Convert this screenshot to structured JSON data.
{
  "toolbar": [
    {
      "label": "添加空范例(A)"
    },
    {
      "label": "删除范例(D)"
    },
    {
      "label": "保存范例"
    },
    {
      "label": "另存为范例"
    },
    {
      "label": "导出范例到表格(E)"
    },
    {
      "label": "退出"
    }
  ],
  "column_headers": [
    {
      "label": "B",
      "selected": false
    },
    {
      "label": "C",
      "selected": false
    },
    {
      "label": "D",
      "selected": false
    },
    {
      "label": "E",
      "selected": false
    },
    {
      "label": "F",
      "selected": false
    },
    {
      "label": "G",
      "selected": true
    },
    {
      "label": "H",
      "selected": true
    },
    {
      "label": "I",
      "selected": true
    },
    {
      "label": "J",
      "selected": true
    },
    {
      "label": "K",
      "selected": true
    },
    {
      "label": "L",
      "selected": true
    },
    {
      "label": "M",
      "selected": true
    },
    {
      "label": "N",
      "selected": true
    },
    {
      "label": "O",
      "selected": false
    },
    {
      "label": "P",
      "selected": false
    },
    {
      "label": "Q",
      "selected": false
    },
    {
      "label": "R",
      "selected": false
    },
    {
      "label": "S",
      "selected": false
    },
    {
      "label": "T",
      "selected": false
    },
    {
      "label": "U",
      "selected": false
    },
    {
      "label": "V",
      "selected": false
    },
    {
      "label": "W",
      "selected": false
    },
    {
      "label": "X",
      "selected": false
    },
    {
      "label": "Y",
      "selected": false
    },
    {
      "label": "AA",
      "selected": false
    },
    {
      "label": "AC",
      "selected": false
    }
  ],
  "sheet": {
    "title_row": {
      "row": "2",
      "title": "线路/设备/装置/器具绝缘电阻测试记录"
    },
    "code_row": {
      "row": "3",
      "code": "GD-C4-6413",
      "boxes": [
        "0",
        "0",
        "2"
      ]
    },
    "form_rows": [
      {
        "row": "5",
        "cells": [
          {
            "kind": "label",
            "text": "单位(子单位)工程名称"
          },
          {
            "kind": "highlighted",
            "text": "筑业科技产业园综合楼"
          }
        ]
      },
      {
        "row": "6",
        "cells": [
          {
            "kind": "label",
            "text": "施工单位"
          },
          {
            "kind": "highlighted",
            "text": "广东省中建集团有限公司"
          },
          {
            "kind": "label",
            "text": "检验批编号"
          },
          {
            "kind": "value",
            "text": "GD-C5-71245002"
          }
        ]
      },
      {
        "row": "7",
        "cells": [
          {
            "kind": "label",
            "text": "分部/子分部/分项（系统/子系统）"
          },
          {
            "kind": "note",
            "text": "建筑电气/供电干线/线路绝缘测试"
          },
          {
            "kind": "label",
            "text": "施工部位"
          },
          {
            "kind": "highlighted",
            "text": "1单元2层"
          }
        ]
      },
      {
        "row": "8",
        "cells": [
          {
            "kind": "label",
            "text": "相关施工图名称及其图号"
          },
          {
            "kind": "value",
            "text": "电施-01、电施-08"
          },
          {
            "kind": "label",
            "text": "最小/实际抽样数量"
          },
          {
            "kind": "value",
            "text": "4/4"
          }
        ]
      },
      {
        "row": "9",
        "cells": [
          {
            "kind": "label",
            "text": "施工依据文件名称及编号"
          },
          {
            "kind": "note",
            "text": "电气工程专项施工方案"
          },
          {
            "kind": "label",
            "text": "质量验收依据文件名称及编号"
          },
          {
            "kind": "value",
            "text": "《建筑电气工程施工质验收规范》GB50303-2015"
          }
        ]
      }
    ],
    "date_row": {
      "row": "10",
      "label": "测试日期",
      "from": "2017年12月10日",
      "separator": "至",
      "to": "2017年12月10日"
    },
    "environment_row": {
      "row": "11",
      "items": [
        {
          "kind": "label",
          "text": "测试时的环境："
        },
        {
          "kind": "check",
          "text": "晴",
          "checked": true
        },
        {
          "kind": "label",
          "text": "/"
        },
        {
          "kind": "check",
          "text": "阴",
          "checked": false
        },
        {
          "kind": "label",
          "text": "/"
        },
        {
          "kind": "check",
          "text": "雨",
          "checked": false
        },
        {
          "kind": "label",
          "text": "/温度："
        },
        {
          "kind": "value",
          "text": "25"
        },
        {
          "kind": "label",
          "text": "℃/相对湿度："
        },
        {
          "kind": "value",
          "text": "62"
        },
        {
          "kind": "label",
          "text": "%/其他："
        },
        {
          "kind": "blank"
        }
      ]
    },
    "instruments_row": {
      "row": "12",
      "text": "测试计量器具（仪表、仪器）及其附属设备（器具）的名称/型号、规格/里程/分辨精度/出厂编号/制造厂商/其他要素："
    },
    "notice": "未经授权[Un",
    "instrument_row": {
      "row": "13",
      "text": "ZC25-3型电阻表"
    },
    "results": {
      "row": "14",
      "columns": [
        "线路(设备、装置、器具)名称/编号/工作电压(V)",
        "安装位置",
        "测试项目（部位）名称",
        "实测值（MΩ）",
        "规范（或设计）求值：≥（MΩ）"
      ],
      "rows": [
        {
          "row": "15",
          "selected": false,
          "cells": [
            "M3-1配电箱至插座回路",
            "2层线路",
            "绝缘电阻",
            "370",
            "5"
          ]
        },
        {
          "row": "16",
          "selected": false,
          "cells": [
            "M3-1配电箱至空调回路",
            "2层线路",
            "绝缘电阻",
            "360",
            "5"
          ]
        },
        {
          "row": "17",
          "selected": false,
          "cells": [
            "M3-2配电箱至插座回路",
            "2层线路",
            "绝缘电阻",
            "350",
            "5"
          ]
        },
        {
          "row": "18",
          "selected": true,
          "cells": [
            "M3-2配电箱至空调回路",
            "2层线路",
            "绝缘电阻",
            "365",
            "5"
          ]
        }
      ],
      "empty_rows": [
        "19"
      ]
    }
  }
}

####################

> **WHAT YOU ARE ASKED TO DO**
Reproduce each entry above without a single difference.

> **WRITTEN REPLY**
Convert this screenshot to structured JSON data.
{
  "toolbar": [
    {
      "label": "添加空范例(A)"
    },
    {
      "label": "删除范例(D)"
    },
    {
      "label": "保存范例"
    },
    {
      "label": "另存为范例"
    },
    {
      "label": "导出范例到表格(E)"
    },
    {
      "label": "退出"
    }
  ],
  "column_headers": [
    {
      "label": "B",
      "selected": false
    },
    {
      "label": "C",
      "selected": false
    },
    {
      "label": "D",
      "selected": false
    },
    {
      "label": "E",
      "selected": false
    },
    {
      "label": "F",
      "selected": false
    },
    {
      "label": "G",
      "selected": true
    },
    {
      "label": "H",
      "selected": true
    },
    {
      "label": "I",
      "selected": true
    },
    {
      "label": "J",
      "selected": true
    },
    {
      "label": "K",
      "selected": true
    },
    {
      "label": "L",
      "selected": true
    },
    {
      "label": "M",
      "selected": true
    },
    {
      "label": "N",
      "selected": true
    },
    {
      "label": "O",
      "selected": false
    },
    {
      "label": "P",
      "selected": false
    },
    {
      "label": "Q",
      "selected": false
    },
    {
      "label": "R",
      "selected": false
    },
    {
      "label": "S",
      "selected": false
    },
    {
      "label": "T",
      "selected": false
    },
    {
      "label": "U",
      "selected": false
    },
    {
      "label": "V",
      "selected": false
    },
    {
      "label": "W",
      "selected": false
    },
    {
      "label": "X",
      "selected": false
    },
    {
      "label": "Y",
      "selected": false
    },
    {
      "label": "AA",
      "selected": false
    },
    {
      "label": "AC",
      "selected": false
    }
  ],
  "sheet": {
    "title_row": {
      "row": "2",
      "title": "线路/设备/装置/器具绝缘电阻测试记录"
    },
    "code_row": {
      "row": "3",
      "code": "GD-C4-6413",
      "boxes": [
        "0",
        "0",
        "2"
      ]
    },
    "form_rows": [
      {
        "row": "5",
        "cells": [
          {
            "kind": "label",
            "text": "单位(子单位)工程名称"
          },
          {
            "kind": "highlighted",
            "text": "筑业科技产业园综合楼"
          }
        ]
      },
      {
        "row": "6",
        "cells": [
          {
            "kind": "label",
            "text": "施工单位"
          },
          {
            "kind": "highlighted",
            "text": "广东省中建集团有限公司"
          },
          {
            "kind": "label",
            "text": "检验批编号"
          },
          {
            "kind": "value",
            "text": "GD-C5-71245002"
          }
        ]
      },
      {
        "row": "7",
        "cells": [
          {
            "kind": "label",
            "text": "分部/子分部/分项（系统/子系统）"
          },
          {
            "kind": "note",
            "text": "建筑电气/供电干线/线路绝缘测试"
          },
          {
            "kind": "label",
            "text": "施工部位"
          },
          {
            "kind": "highlighted",
            "text": "1单元2层"
          }
        ]
      },
      {
        "row": "8",
        "cells": [
          {
            "kind": "label",
            "text": "相关施工图名称及其图号"
          },
          {
            "kind": "value",
            "text": "电施-01、电施-08"
          },
          {
            "kind": "label",
            "text": "最小/实际抽样数量"
          },
          {
            "kind": "value",
            "text": "4/4"
          }
        ]
      },
      {
        "row": "9",
        "cells": [
          {
            "kind": "label",
            "text": "施工依据文件名称及编号"
          },
          {
            "kind": "note",
            "text": "电气工程专项施工方案"
          },
          {
            "kind": "label",
            "text": "质量验收依据文件名称及编号"
          },
          {
            "kind": "value",
            "text": "《建筑电气工程施工质验收规范》GB50303-2015"
          }
        ]
      }
    ],
    "date_row": {
      "row": "10",
      "label": "测试日期",
      "from": "2017年12月10日",
      "separator": "至",
      "to": "2017年12月10日"
    },
    "environment_row": {
      "row": "11",
      "items": [
        {
          "kind": "label",
          "text": "测试时的环境："
        },
        {
          "kind": "check",
          "text": "晴",
          "checked": true
        },
        {
          "kind": "label",
          "text": "/"
        },
        {
          "kind": "check",
          "text": "阴",
          "checked": false
        },
        {
          "kind": "label",
          "text": "/"
        },
        {
          "kind": "check",
          "text": "雨",
          "checked": false
        },
        {
          "kind": "label",
          "text": "/温度："
        },
        {
          "kind": "value",
          "text": "25"
        },
        {
          "kind": "label",
          "text": "℃/相对湿度："
        },
        {
          "kind": "value",
          "text": "62"
        },
        {
          "kind": "label",
          "text": "%/其他："
        },
        {
          "kind": "blank"
        }
      ]
    },
    "instruments_row": {
      "row": "12",
      "text": "测试计量器具（仪表、仪器）及其附属设备（器具）的名称/型号、规格/里程/分辨精度/出厂编号/制造厂商/其他要素："
    },
    "notice": "未经授权[Un",
    "instrument_row": {
      "row": "13",
      "text": "ZC25-3型电阻表"
    },
    "results": {
      "row": "14",
      "columns": [
        "线路(设备、装置、器具)名称/编号/工作电压(V)",
        "安装位置",
        "测试项目（部位）名称",
        "实测值（MΩ）",
        "规范（或设计）求值：≥（MΩ）"
      ],
      "rows": [
        {
          "row": "15",
          "selected": false,
          "cells": [
            "M3-1配电箱至插座回路",
            "2层线路",
            "绝缘电阻",
            "370",
            "5"
          ]
        },
        {
          "row": "16",
          "selected": false,
          "cells": [
            "M3-1配电箱至空调回路",
            "2层线路",
            "绝缘电阻",
            "360",
            "5"
          ]
        },
        {
          "row": "17",
          "selected": false,
          "cells": [
            "M3-2配电箱至插座回路",
            "2层线路",
            "绝缘电阻",
            "350",
            "5"
          ]
        },
        {
          "row": "18",
          "selected": true,
          "cells": [
            "M3-2配电箱至空调回路",
            "2层线路",
            "绝缘电阻",
            "365",
            "5"
          ]
        }
      ],
      "empty_rows": [
        "19"
      ]
    }
  }
}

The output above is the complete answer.